CRP testing has become more sophisticated, and with good reason. Inflammation in the arteries elevates CRP levels in the blood, but not a lot. Consequently, High Sensitivity C-Reactive Protein (hsCRP) screening is needed to detect these small changes in CRP levels. Results from the hsCRP test are reported in three levels:

  • <1 milligram of CRP/liter of blood (mg/L) = low risk
  • 1 to 3 mg/L = average risk
  • 3> mg/L = high risk

If your doctor doesn’t order a test for hsCRP for you, it’s probably because his or her advice for lowering your risk for heart disease wouldn’t change much based on the results. Statin medications, exercise, and weight loss (especially around the belly) all lower the CRP levels in the blood, much like they do for LDL cholesterol. So when your doctor advises you to lose weight, exercise more, and stay on your statins, he/she knows that it will positively impact all of your risk factors for developing cardiovascular disease, including lowering your CRP levels.

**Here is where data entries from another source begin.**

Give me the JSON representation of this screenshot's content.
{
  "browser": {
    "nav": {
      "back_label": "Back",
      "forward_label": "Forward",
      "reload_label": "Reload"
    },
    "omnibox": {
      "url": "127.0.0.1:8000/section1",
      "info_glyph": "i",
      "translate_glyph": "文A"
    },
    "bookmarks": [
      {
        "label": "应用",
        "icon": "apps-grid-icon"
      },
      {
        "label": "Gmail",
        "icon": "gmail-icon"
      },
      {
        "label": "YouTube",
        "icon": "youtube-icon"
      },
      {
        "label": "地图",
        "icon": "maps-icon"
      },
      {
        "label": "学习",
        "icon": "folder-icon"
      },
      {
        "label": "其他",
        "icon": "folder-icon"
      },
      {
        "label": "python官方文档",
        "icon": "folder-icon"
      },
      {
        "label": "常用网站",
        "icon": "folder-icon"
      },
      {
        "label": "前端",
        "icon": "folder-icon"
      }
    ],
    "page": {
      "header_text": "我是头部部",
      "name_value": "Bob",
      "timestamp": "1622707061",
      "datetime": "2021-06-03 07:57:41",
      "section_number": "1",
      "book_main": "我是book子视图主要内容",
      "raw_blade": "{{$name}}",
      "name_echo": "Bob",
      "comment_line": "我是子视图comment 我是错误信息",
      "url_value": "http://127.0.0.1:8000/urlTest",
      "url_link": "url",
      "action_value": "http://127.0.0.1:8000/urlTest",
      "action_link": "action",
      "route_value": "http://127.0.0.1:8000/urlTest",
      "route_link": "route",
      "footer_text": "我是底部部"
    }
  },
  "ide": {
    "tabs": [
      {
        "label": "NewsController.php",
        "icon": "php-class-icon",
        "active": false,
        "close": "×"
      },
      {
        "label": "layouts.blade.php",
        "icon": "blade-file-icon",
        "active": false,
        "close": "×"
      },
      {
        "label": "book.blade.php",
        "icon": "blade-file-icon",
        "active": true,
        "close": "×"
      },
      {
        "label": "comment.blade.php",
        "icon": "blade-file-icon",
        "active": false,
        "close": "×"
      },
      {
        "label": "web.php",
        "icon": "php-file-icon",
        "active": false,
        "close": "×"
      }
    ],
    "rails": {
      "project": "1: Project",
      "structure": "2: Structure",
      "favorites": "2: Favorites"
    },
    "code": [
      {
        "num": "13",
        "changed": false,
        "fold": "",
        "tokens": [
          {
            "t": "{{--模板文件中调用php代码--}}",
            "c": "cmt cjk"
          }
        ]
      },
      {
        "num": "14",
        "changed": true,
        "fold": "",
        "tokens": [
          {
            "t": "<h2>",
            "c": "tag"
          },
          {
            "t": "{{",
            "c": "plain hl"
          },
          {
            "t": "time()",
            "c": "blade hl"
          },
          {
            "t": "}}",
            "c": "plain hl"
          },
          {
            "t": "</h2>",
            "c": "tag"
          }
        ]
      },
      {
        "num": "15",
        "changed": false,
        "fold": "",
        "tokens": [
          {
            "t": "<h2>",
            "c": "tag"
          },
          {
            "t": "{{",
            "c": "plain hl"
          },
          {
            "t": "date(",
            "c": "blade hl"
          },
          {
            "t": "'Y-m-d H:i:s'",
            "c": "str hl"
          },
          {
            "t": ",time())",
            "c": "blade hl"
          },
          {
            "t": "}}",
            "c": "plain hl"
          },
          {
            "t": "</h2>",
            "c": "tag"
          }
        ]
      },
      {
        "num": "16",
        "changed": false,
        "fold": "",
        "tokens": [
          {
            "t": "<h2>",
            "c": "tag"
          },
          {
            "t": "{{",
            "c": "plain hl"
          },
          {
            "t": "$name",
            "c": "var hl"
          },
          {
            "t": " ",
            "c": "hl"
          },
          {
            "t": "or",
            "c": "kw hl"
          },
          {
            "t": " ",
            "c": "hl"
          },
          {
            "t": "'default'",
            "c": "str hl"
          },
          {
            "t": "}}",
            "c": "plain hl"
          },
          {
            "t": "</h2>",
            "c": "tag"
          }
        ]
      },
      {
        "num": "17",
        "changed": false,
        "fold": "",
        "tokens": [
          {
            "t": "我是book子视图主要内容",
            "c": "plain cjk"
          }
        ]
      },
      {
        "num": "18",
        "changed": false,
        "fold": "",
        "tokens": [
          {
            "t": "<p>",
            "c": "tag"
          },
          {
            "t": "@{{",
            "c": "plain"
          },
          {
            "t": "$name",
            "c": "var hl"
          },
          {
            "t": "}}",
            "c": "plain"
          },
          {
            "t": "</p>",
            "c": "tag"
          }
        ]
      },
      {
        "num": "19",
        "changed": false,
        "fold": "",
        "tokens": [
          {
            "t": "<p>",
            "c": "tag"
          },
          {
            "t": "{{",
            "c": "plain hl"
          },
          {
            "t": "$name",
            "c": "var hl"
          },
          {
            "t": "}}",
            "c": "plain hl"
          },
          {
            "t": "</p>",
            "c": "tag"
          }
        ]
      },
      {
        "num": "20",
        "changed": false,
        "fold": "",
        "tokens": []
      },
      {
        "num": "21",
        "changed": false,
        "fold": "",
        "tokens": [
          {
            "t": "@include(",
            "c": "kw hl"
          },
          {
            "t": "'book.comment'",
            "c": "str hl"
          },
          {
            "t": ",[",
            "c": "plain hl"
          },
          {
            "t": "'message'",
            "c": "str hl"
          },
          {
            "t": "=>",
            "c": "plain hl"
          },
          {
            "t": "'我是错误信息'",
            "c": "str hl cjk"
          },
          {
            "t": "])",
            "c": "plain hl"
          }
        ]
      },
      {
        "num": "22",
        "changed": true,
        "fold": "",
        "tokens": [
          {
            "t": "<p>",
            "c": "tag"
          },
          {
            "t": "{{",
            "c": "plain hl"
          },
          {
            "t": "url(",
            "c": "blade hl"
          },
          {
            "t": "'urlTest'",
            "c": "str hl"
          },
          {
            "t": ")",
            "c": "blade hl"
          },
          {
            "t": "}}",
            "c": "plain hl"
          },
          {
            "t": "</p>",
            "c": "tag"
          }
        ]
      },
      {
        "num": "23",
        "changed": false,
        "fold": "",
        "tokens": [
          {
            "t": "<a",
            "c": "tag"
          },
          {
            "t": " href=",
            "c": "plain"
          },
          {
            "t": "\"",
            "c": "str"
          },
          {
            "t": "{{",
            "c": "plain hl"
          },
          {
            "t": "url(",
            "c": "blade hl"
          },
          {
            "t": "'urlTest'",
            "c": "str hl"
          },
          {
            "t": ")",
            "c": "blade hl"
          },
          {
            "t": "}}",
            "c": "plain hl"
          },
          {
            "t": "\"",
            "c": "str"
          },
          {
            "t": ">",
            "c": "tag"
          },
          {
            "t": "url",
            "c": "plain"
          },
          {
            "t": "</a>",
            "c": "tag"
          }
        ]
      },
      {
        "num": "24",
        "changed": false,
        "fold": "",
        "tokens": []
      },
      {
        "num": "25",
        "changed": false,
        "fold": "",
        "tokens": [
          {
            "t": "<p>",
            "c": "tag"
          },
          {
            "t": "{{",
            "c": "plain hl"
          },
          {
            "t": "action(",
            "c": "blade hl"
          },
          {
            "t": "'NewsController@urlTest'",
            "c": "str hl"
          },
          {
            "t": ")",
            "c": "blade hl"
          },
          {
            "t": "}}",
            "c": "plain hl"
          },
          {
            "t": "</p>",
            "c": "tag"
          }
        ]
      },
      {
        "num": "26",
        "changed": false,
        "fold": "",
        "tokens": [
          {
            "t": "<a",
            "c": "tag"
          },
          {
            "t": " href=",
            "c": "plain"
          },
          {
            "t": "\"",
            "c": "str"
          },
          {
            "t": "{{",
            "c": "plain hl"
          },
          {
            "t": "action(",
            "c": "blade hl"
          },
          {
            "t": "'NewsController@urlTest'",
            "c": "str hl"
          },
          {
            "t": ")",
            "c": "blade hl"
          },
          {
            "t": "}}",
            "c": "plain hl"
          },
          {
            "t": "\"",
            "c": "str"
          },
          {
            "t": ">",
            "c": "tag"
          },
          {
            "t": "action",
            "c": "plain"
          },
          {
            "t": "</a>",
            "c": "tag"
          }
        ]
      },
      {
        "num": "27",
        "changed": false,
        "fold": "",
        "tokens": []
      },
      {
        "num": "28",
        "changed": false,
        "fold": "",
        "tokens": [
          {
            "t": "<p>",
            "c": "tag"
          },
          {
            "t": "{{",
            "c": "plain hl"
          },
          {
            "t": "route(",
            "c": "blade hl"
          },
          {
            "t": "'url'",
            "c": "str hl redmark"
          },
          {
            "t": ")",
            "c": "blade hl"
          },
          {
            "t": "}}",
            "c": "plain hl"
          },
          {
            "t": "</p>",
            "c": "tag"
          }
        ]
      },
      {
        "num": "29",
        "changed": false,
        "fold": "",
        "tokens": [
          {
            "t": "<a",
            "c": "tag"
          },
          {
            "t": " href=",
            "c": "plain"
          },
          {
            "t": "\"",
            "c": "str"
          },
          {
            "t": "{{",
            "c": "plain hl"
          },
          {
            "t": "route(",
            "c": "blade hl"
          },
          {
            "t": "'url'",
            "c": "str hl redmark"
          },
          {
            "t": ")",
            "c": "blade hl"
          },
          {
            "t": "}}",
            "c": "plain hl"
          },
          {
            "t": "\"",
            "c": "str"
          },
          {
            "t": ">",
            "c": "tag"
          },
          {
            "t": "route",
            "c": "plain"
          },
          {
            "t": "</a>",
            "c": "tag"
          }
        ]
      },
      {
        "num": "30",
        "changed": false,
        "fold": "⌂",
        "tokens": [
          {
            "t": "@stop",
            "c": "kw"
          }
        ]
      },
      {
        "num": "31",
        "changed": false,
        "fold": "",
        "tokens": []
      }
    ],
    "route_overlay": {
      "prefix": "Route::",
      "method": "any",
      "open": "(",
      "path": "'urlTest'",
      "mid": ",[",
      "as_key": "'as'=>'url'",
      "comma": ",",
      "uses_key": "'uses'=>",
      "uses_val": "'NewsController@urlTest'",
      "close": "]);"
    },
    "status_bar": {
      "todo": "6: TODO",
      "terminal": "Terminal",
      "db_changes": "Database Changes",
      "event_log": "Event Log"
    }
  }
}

Many conditions can cause CRP levels to increase, including acute infections like pneumonia, rheumatoid arthritis and other autoimmune diseases, and even cancer. CRP levels also increase as people age. There are currently no drug treatments that specifically lower CRP levels.

For the reasons outlined above, C-Reactive Protein testing isn’t medically appropriate for people who have already been diagnosed with cardiovascular disease and are being treated for that. It is most appropriate for people who may have a family history of heart attack, stroke, or other risk factors who want another valuable piece of information to assess their risk for cardiovascular disease. A conversation with one’s doctor can provide guidance on the value of an hsCRP test based on current health and other biometrics already measured.

1 CardioBuzz: More Money Needed for Heart Research?, January 28, 2014, MedPage Today®,

2 C-Reactive Protein Test to Screen for Heart Disease, Harvard Health Publishing, Harvard Medical School, March 21, 2017,